Georgia allows state prosecutors to levy criminal penalties in some situations when someone with either HIV or hepatitis engages in certain types of conduct. However, a person who knowingly or intentionally passes an STD to another person may face other charges, such as assault.
Within the state, a person who has HIV cannot take part in certain activities. That person cannot engage in sexual contact with another person, share hypodermic needles, offer to perform sexual acts for another person, or ask someone else to engage in sexual acts for money. Individuals with HIV also cannot donate bodily fluids or bodily substances.
Under Georgia law, individuals with HIV or hepatitis are also prohibited from committing an assault against law enforcement by using bodily fluids such as saliva, urine, or blood. This is considered a separate crime from assault.
Defenses to Transmitting an STD
Although facing charges of transmitting an STD might seem hopeless, there are defenses available. The defense used will depend on the circumstances of the case, but a criminal defense attorney can determine which defense is best for you.
The first possible defense is when a person did not know he or she was infected with an STD. If a person had not yet been diagnosed when he or she engaged in certain conduct, that person has not committed a crime.
The other defense is if a person infected with an STD discloses the condition before engaging in prohibited conduct. In the case that someone with HIV, AIDS, or hepatitis tells a person that he or she is infected after engaging in prohibited conduct, this cannot be used as a defense.
Are You Facing Charges? Speak to Our Georgia Criminal Defense Attorneys

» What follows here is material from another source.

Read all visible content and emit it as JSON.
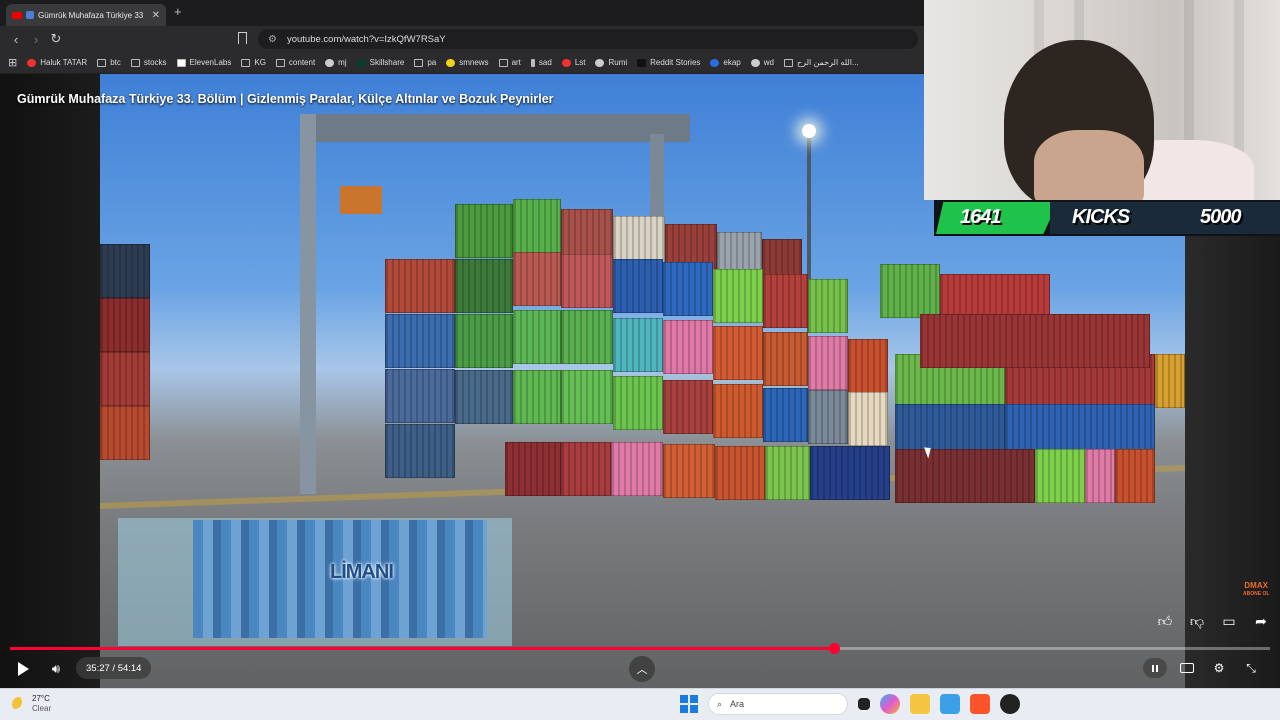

Facing charges of assault or transmitting an STD might seem like a hopeless situation. Fortunately, it is not. At Ghanayem & Rayasam, we are the Atlanta criminal defense lawyers that know how to defend those accused against these charges. We will ensure your rights are upheld, collect evidence to prove your claim, and give you the best chance of a positive outcome. If you have been charged, do not try to take your case on alone. Contact us today to learn more about how we can help.